╭─ Records provided

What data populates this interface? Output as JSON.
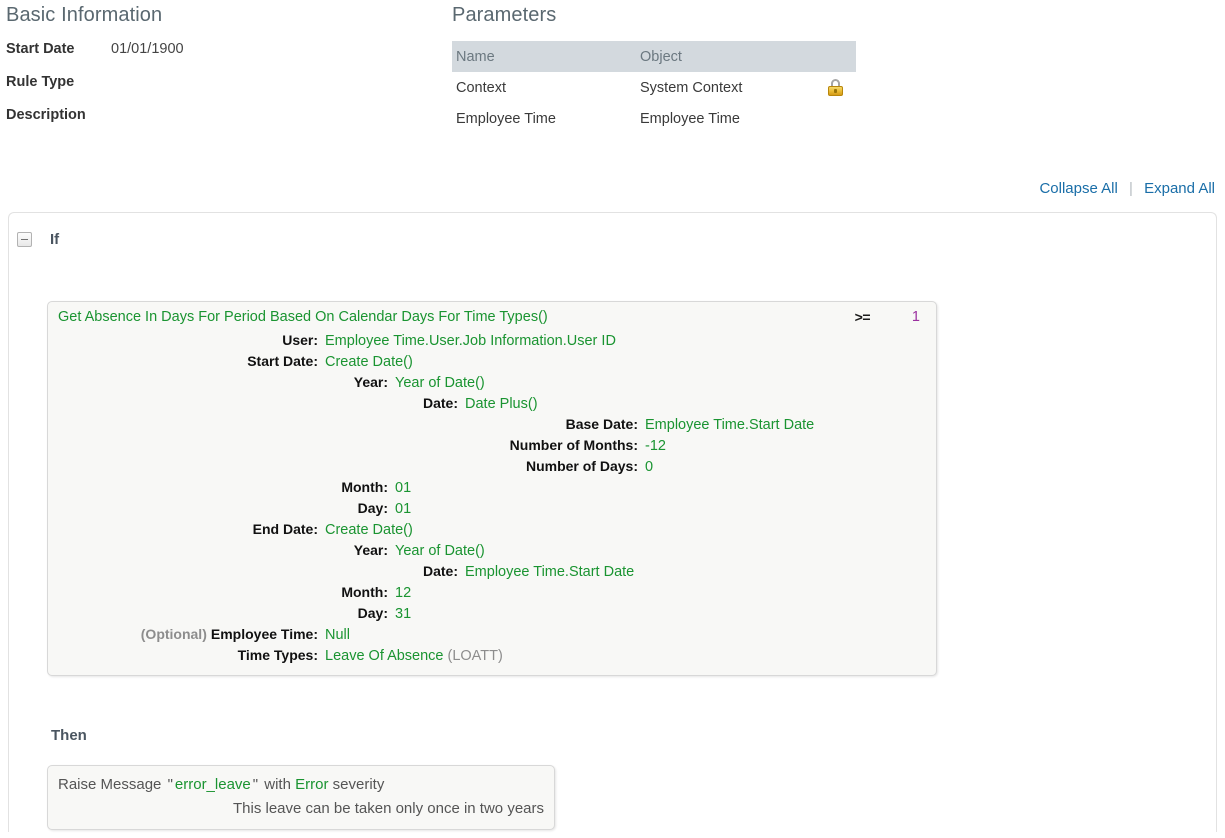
{
  "basic_information": {
    "title": "Basic Information",
    "rows": [
      {
        "label": "Start Date",
        "value": "01/01/1900"
      },
      {
        "label": "Rule Type",
        "value": ""
      },
      {
        "label": "Description",
        "value": ""
      }
    ]
  },
  "parameters": {
    "title": "Parameters",
    "columns": [
      "Name",
      "Object",
      ""
    ],
    "rows": [
      {
        "name": "Context",
        "object": "System Context",
        "locked": true,
        "lock_icon": "lock-icon"
      },
      {
        "name": "Employee Time",
        "object": "Employee Time",
        "locked": false,
        "lock_icon": ""
      }
    ]
  },
  "link_bar": {
    "collapse_all": "Collapse All",
    "expand_all": "Expand All",
    "divider": "|"
  },
  "rule": {
    "if_label": "If",
    "then_label": "Then",
    "toggle_icon": "minus-box-icon",
    "condition": {
      "function": "Get Absence In Days For Period Based On Calendar Days For Time Types()",
      "operator": ">=",
      "operand": "1",
      "args": [
        {
          "optional": "",
          "label": "User:",
          "value": "Employee Time.User.Job Information.User ID",
          "suffix": "",
          "indent": 0
        },
        {
          "optional": "",
          "label": "Start Date:",
          "value": "Create Date()",
          "suffix": "",
          "indent": 0
        },
        {
          "optional": "",
          "label": "Year:",
          "value": "Year of Date()",
          "suffix": "",
          "indent": 1
        },
        {
          "optional": "",
          "label": "Date:",
          "value": "Date Plus()",
          "suffix": "",
          "indent": 2
        },
        {
          "optional": "",
          "label": "Base Date:",
          "value": "Employee Time.Start Date",
          "suffix": "",
          "indent": 3
        },
        {
          "optional": "",
          "label": "Number of Months:",
          "value": "-12",
          "suffix": "",
          "indent": 3
        },
        {
          "optional": "",
          "label": "Number of Days:",
          "value": "0",
          "suffix": "",
          "indent": 3
        },
        {
          "optional": "",
          "label": "Month:",
          "value": "01",
          "suffix": "",
          "indent": 1
        },
        {
          "optional": "",
          "label": "Day:",
          "value": "01",
          "suffix": "",
          "indent": 1
        },
        {
          "optional": "",
          "label": "End Date:",
          "value": "Create Date()",
          "suffix": "",
          "indent": 0
        },
        {
          "optional": "",
          "label": "Year:",
          "value": "Year of Date()",
          "suffix": "",
          "indent": 1
        },
        {
          "optional": "",
          "label": "Date:",
          "value": "Employee Time.Start Date",
          "suffix": "",
          "indent": 2
        },
        {
          "optional": "",
          "label": "Month:",
          "value": "12",
          "suffix": "",
          "indent": 1
        },
        {
          "optional": "",
          "label": "Day:",
          "value": "31",
          "suffix": "",
          "indent": 1
        },
        {
          "optional": "(Optional)",
          "label": "Employee Time:",
          "value": "Null",
          "suffix": "",
          "indent": 0
        },
        {
          "optional": "",
          "label": "Time Types:",
          "value": "Leave Of Absence",
          "suffix": "(LOATT)",
          "indent": 0
        }
      ]
    },
    "action": {
      "verb": "Raise Message",
      "open_quote": "\"",
      "message_key": "error_leave",
      "close_quote": "\"",
      "with_word": "with",
      "severity": "Error",
      "severity_word": "severity",
      "message_text": "This leave can be taken only once in two years"
    }
  },
  "colors": {
    "green": "#1a9431",
    "purple": "#9b30a0",
    "link_blue": "#1a6ea8",
    "header_gray": "#d3d9de",
    "title_gray": "#5a6870"
  }
}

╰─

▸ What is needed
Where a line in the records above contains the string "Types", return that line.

▸ Answer to this task
      "function": "Get Absence In Days For Period Based On Calendar Days For Time Types()",
          "label": "Time Types:",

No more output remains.